Table of Contents

  • Three basic objectives or drivers lie at the core of the energy policies of countries belonging to the United Nations Economic Commission for Europe (UNECE). These are enhancement of energy security, the promotion of economic efficiency, and the protection of human health and the environment. Energy security has grabbed most of the headlines recently because of the significant rise in oil prices from $20 in 2003 to about $135 per barrel as of June 2008, and concerns regarding the overall tightening of world energy markets and increasing geopolitical and energy security risks. Once again, stark warnings can be heard about the sharp draw down and availability of conventional hydrocarbon resources.

  • This publication has been prepared at the request of the Committee on Sustainable Energy, United Nations Economic Commission for Europe. It is largely based on a study commissioned by the secretariat to examine the investment prospects and financing of the hydrocarbon sector in the light of the need to enhance global energy security. The secretariat is indebted to the author of the study, Terry Newendorp, Chief Executive Officer, Taylor-DeJongh, Washington, D.C., and to his colleagues. This publication would not have been possible without the knowhow and substantive input of Taylor-DeJongh. The secretariat is very grateful for the contribution George Kowalski has made to the research, writing and editing of this publication both as Director of the Sustainable Energy Division and subsequently as a consultant to the secretariat.

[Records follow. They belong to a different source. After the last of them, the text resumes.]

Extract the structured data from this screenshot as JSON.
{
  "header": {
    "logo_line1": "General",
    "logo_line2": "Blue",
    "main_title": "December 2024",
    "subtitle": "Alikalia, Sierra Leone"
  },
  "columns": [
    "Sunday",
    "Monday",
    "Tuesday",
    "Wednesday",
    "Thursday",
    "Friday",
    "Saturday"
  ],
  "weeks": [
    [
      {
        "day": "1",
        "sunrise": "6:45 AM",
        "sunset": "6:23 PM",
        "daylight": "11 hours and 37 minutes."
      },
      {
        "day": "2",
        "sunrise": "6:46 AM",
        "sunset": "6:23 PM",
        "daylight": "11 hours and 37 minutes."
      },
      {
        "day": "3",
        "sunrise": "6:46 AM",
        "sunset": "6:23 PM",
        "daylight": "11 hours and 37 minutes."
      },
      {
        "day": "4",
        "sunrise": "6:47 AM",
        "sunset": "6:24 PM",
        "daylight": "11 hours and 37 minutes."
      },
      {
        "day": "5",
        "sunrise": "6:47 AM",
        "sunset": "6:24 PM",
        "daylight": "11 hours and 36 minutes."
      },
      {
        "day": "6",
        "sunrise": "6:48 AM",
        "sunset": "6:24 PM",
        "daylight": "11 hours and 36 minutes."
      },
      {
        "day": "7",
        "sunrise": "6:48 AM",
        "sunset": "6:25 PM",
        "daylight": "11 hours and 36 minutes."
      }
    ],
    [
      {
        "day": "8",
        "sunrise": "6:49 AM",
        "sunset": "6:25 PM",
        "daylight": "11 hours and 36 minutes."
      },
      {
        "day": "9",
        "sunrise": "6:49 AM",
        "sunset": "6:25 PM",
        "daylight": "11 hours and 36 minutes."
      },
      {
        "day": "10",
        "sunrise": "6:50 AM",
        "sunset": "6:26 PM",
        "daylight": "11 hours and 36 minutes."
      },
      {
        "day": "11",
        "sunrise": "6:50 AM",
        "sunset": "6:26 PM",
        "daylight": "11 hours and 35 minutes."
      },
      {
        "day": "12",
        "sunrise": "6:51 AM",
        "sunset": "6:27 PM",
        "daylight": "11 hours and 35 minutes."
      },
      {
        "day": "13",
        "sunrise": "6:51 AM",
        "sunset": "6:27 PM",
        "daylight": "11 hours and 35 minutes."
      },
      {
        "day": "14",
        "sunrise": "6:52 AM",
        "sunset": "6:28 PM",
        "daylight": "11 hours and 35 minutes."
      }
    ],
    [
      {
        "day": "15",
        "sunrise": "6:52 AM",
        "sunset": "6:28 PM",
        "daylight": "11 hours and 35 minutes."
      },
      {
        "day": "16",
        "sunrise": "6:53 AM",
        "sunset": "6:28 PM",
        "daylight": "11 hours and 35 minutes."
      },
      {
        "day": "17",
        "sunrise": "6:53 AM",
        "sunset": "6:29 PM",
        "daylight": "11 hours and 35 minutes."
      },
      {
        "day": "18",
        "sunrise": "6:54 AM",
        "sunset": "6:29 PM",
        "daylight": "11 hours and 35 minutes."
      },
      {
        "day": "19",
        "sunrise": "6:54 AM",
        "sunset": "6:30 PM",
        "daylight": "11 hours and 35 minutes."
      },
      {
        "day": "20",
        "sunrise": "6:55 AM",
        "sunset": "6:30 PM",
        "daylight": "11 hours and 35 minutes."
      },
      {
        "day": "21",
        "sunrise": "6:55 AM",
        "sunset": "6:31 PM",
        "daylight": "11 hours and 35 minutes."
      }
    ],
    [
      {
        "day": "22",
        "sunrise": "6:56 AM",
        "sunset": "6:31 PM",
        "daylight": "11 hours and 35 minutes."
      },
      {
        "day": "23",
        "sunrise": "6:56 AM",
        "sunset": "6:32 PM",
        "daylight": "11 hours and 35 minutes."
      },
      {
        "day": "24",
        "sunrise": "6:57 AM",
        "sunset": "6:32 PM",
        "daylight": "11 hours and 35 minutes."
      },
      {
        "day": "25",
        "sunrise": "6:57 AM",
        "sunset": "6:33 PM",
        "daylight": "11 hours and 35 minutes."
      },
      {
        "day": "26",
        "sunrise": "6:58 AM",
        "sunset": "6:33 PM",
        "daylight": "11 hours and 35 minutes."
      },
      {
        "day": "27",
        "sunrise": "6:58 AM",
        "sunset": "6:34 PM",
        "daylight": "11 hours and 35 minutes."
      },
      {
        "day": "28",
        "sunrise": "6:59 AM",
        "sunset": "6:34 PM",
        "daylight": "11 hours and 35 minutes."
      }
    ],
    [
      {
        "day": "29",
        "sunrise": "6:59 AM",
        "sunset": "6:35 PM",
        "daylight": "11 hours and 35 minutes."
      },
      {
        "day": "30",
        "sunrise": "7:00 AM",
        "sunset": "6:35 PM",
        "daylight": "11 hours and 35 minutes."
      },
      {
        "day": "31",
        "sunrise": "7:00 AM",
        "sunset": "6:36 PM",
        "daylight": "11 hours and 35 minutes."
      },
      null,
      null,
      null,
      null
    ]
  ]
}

  • Developments in the energy market, particularly for hydrocarbons, over the last decade have contributed to an increased sense of vulnerability among countries about the future availability of reasonably priced energy. As a result, energy security is once again uppermost in the minds of the general public and policymakers, not unlike the concerns in the 1970s. These concerns have also spilled over into the strategic security and foreign policy agenda of countries.

  • The energy industry faces increasing capital requirements over the next 10 to 30 years to maintain existing capacity and develop new capacity to meet growing demand. Particularly in electric power, many emerging countries will require significant investment in generation and distribution infrastructure as demand grows in response to economic development. Similarly, developed countries must upgrade old facilities that are nearing the end of their usable lives, and will have to make significant investments in response to domestic demand for cleaner fuels and environmentally friendly technologies. Expenditures in energy infrastructure investment of nearly US$ 22 trillion through 2030 will be required, over half of which will be in the power sector

  • The host government typically plays a large role in energy investments across the value chain. At a minimum, the host government is responsible for instituting a legal and regulatory framework necessary to create a suitable environment for investment. Due to differing investment characteristics between upstream and midstream investments, this framework is often not uniform throughout the value chain. At the upstream level, host governments must enact a policy that promotes efficient and timely development of natural resources, while at the same time preserving the state’s rights to the economic value of its natural resources. At the midstream level, encouraging investment through an appropriate regulatory framework is even more important, as midstream projects often entail more complex commercial structures and derive value not only from commodity sales but also from service fees and tariffs.

  • Total capital costs throughout the energy value chain are substantial. Oil and gas investments alone will require nearly US$ 9.6 trillion through 2030, with exploration and production activities taking up over half of this amount. The total assets held by the world’s five largest IOCs (ExxonMobil, Shell, BP, ConocoPhillips, and Chevron) in 2006 were just over US$ 734 billion. This is equivalent to about eight per cent of total oil and gas capital requirements through 2030, demonstrating the magnitude of the investment needs. The specific breakdown of investment by stage of the value chain is shown in figure 7.

  • Although generalizations about NOCs are difficult to make due to the tremendous differences that exist between companies, examining case studies of those NOCs viewed as the best performers and those which face the greatest challenges can offer some lessons for determining the best course of action to be taken for ensuring energy security.

  • The following country case studies of Nigeria, Algeria, and Kazakhstan are designed to highlight the important role that governments can play in creating investment climates amenable to investment by NOCs and IOCs. As well, these country case studies outline some of the policies that have been applied to maximize the national benefit of petroleum revenues to host countries.

  • Both developed and emerging energy markets will require large capital investments of about US$ 22 trillion over the next three decades to meet the forecasted growth in energy demand. Capital, on a global basis, will be available for allocation to investment in the energy sector. The constraint is not likely to be capital (i.e. sources of financing) but the conditions under which investment can take place (i.e. the investment climate) in both developed and emerging countries.